Aim of the exercise - Every line of the data below should be retyped exactly, with no images carried over.

*** Begin section ***

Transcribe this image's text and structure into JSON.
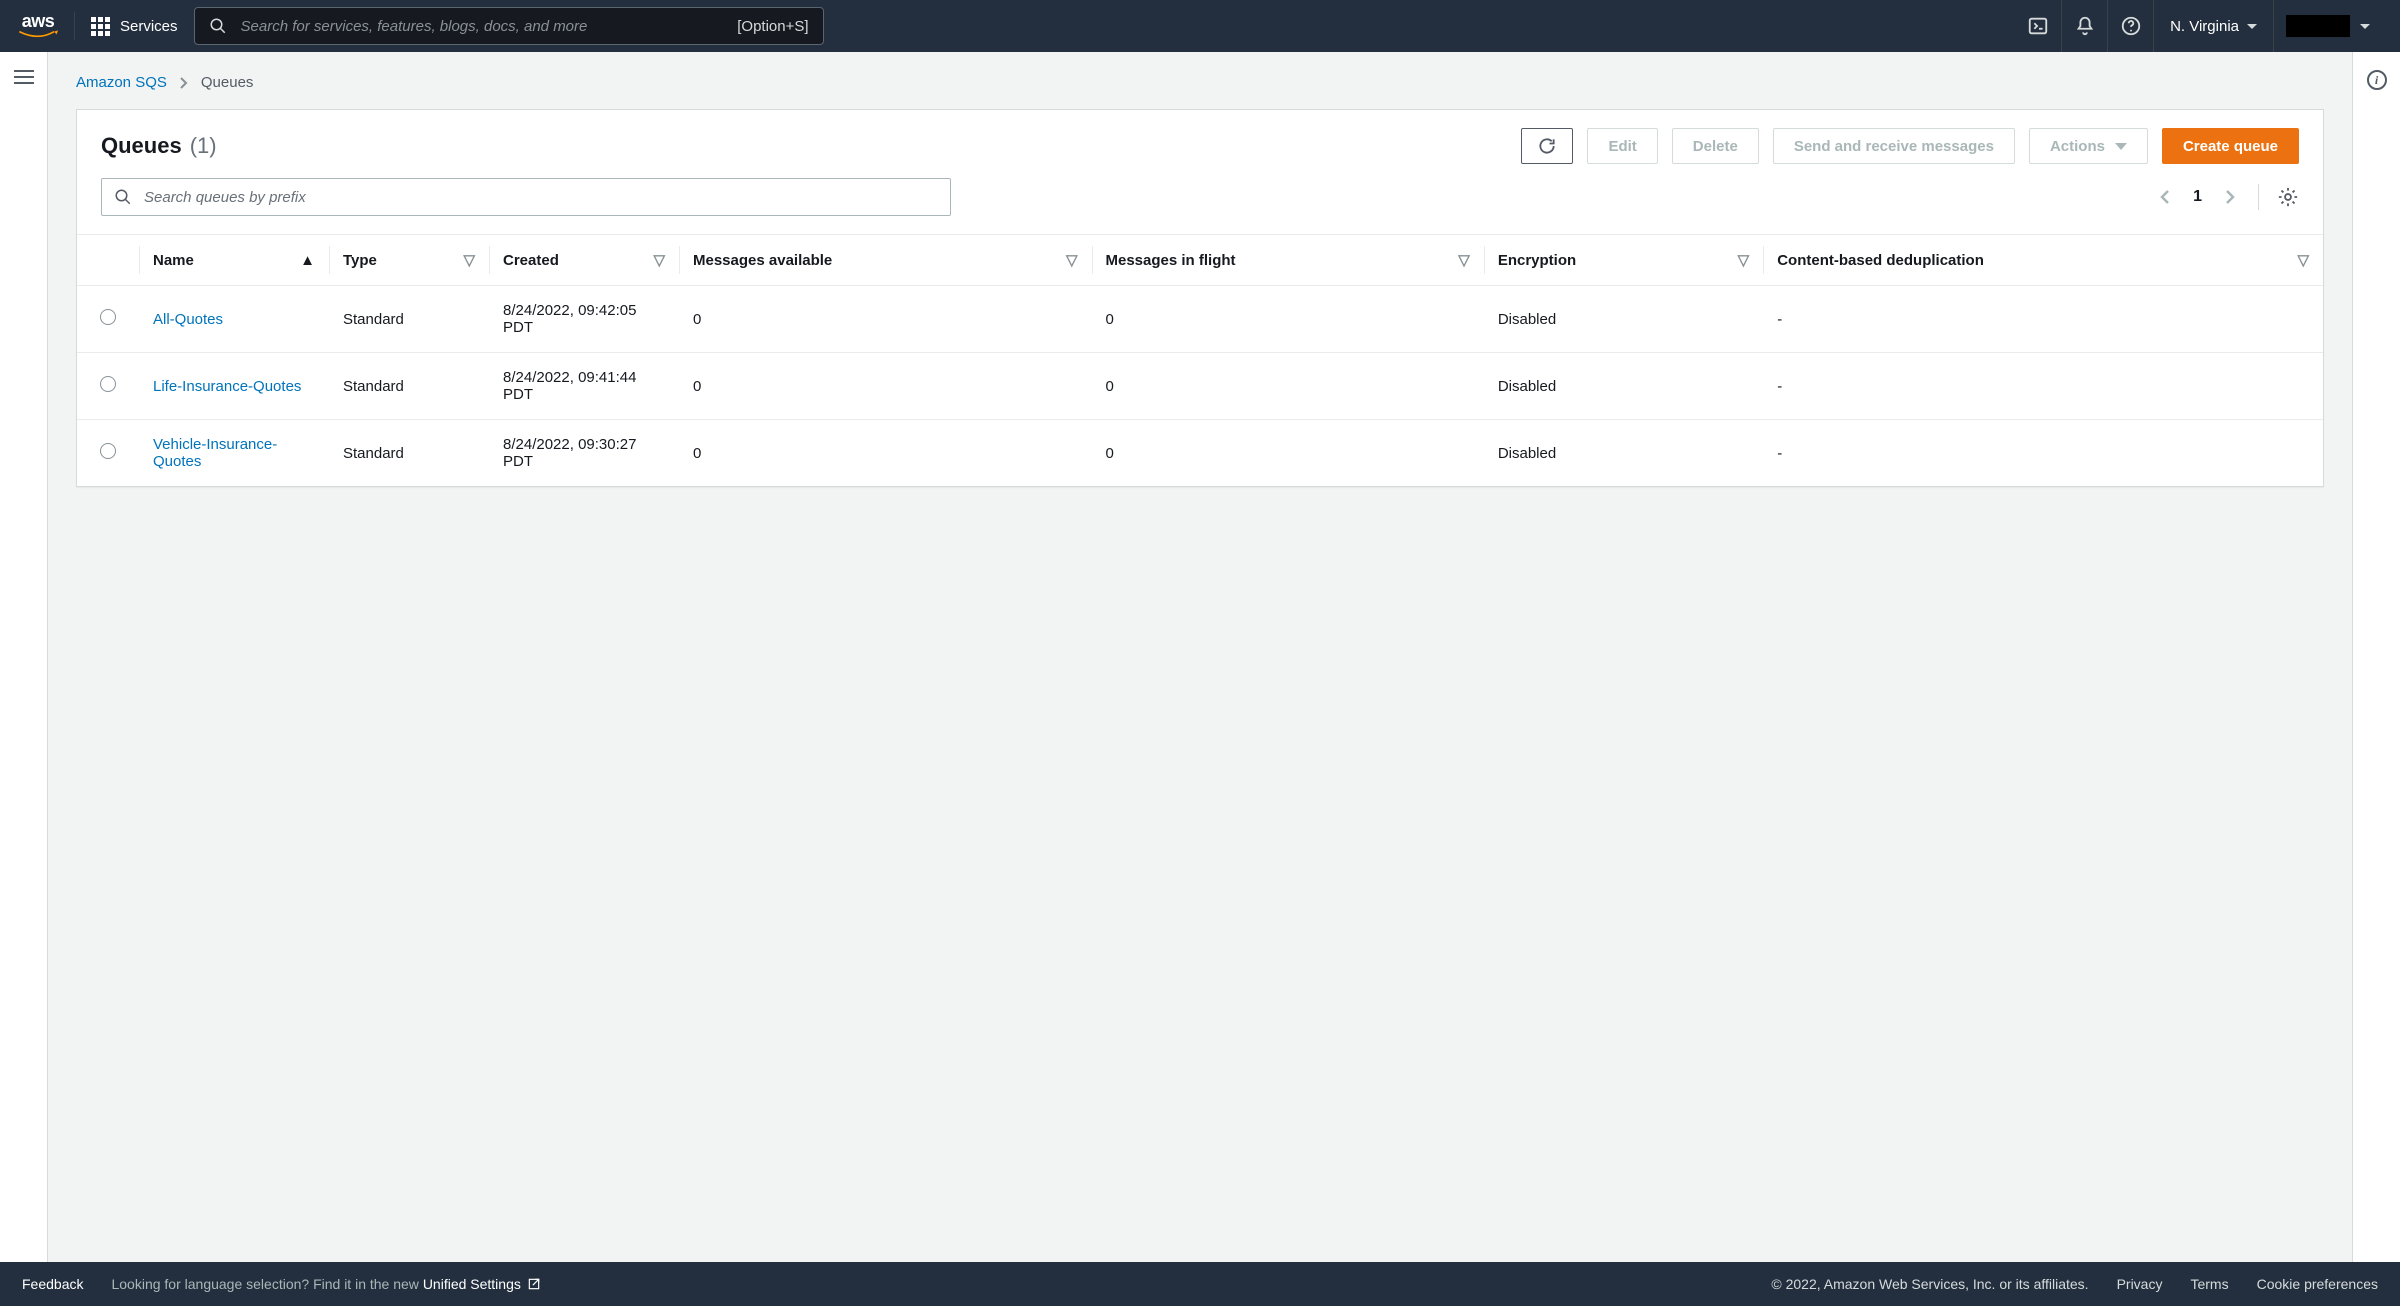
{
  "topnav": {
    "services_label": "Services",
    "search_placeholder": "Search for services, features, blogs, docs, and more",
    "search_shortcut": "[Option+S]",
    "region": "N. Virginia"
  },
  "breadcrumb": {
    "service": "Amazon SQS",
    "current": "Queues"
  },
  "panel": {
    "title": "Queues",
    "count": "(1)",
    "actions": {
      "edit": "Edit",
      "delete": "Delete",
      "send_receive": "Send and receive messages",
      "actions": "Actions",
      "create": "Create queue"
    },
    "search_placeholder": "Search queues by prefix",
    "page": "1"
  },
  "table": {
    "columns": {
      "name": "Name",
      "type": "Type",
      "created": "Created",
      "messages_available": "Messages available",
      "messages_in_flight": "Messages in flight",
      "encryption": "Encryption",
      "dedup": "Content-based deduplication"
    },
    "rows": [
      {
        "name": "All-Quotes",
        "type": "Standard",
        "created": "8/24/2022, 09:42:05 PDT",
        "messages_available": "0",
        "messages_in_flight": "0",
        "encryption": "Disabled",
        "dedup": "-"
      },
      {
        "name": "Life-Insurance-Quotes",
        "type": "Standard",
        "created": "8/24/2022, 09:41:44 PDT",
        "messages_available": "0",
        "messages_in_flight": "0",
        "encryption": "Disabled",
        "dedup": "-"
      },
      {
        "name": "Vehicle-Insurance-Quotes",
        "type": "Standard",
        "created": "8/24/2022, 09:30:27 PDT",
        "messages_available": "0",
        "messages_in_flight": "0",
        "encryption": "Disabled",
        "dedup": "-"
      }
    ]
  },
  "footer": {
    "feedback": "Feedback",
    "lang_prompt": "Looking for language selection? Find it in the new ",
    "unified_settings": "Unified Settings",
    "copyright": "© 2022, Amazon Web Services, Inc. or its affiliates.",
    "privacy": "Privacy",
    "terms": "Terms",
    "cookies": "Cookie preferences"
  }
}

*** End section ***

Written answer -
Transcribe this image's text and structure into JSON.
{
  "topnav": {
    "services_label": "Services",
    "search_placeholder": "Search for services, features, blogs, docs, and more",
    "search_shortcut": "[Option+S]",
    "region": "N. Virginia"
  },
  "breadcrumb": {
    "service": "Amazon SQS",
    "current": "Queues"
  },
  "panel": {
    "title": "Queues",
    "count": "(1)",
    "actions": {
      "edit": "Edit",
      "delete": "Delete",
      "send_receive": "Send and receive messages",
      "actions": "Actions",
      "create": "Create queue"
    },
    "search_placeholder": "Search queues by prefix",
    "page": "1"
  },
  "table": {
    "columns": {
      "name": "Name",
      "type": "Type",
      "created": "Created",
      "messages_available": "Messages available",
      "messages_in_flight": "Messages in flight",
      "encryption": "Encryption",
      "dedup": "Content-based deduplication"
    },
    "rows": [
      {
        "name": "All-Quotes",
        "type": "Standard",
        "created": "8/24/2022, 09:42:05 PDT",
        "messages_available": "0",
        "messages_in_flight": "0",
        "encryption": "Disabled",
        "dedup": "-"
      },
      {
        "name": "Life-Insurance-Quotes",
        "type": "Standard",
        "created": "8/24/2022, 09:41:44 PDT",
        "messages_available": "0",
        "messages_in_flight": "0",
        "encryption": "Disabled",
        "dedup": "-"
      },
      {
        "name": "Vehicle-Insurance-Quotes",
        "type": "Standard",
        "created": "8/24/2022, 09:30:27 PDT",
        "messages_available": "0",
        "messages_in_flight": "0",
        "encryption": "Disabled",
        "dedup": "-"
      }
    ]
  },
  "footer": {
    "feedback": "Feedback",
    "lang_prompt": "Looking for language selection? Find it in the new ",
    "unified_settings": "Unified Settings",
    "copyright": "© 2022, Amazon Web Services, Inc. or its affiliates.",
    "privacy": "Privacy",
    "terms": "Terms",
    "cookies": "Cookie preferences"
  }
}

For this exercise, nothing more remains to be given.